Lastly, I finally read a book that I'd been hearing great things about from many sources,  The Help, by Kathryn Stockett.  A fabulous first novel for this author that is riveting, sad and humorous.  It's a page turner for sure.  Once I started the book, I couldn't put it down.  Much to my childrens delight, they had a day of doing pretty much whatever they wanted as I holed up in my room reading page after page.  You are really drawn into the characters lives and want to find out what happens to them.  Another great summer book.  Just make sure to clear your calendar before you start. :)


That sums up what I've been reading so far this summer!  Summer is only half way over, so I still have plenty of leisure reading time left.  The bulk of my upcoming reading will be to continue prereading my oldest daughters books for next year.  I finished ordering most of the ones she'll need for her first term and they are beginning to roll up to our house daily. :)  She has some great books on tap for next year and I'm looking forward to digging into them before our next school year starts.

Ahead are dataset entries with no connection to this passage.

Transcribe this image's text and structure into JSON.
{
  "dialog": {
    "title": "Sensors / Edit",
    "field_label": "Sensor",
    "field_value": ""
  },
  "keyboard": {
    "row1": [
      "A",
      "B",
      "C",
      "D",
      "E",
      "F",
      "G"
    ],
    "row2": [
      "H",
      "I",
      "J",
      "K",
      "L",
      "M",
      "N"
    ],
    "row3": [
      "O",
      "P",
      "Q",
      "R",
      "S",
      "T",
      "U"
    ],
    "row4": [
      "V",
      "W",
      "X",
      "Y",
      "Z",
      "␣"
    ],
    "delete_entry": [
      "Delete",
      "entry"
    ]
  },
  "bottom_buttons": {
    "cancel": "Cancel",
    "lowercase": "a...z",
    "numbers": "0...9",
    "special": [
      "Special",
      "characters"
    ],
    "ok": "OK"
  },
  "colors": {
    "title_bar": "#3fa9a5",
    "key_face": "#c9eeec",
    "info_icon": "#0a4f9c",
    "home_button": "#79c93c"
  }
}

What all have you been reading this summer?  Any must reads I should know about?





3 comments:

Nikki said...

Whew! You all are reading a lot of great things! "For the Children's Sake" is one of my favorite books!

Denise said...

From the Homeschool Crew here~ I just realized I have not come across your blog yet! I am now following your!
I love the look of your blog & looking forward to reading more posts.

We also use Apologia.

Books~ my 13 yr. old daughter & 11 yr. old son Love the Redwall series by Brian Jacques. Great books! Sort of like Lord of the Rings but with animals! LOL
They are well written and quite deep

The Unsell Family said...

I loved reading this post! Thanks for sharing everything. For the Children's Sake is one of my favorite books on homeschooling. I haven't read Crazy Love but have it on my "to read" list. I am glad to hear that you are liking it too. By the way- Bryan is mailing your book Radical tomorrow. Sorry it has taken me several weeks to get it in the mail to you!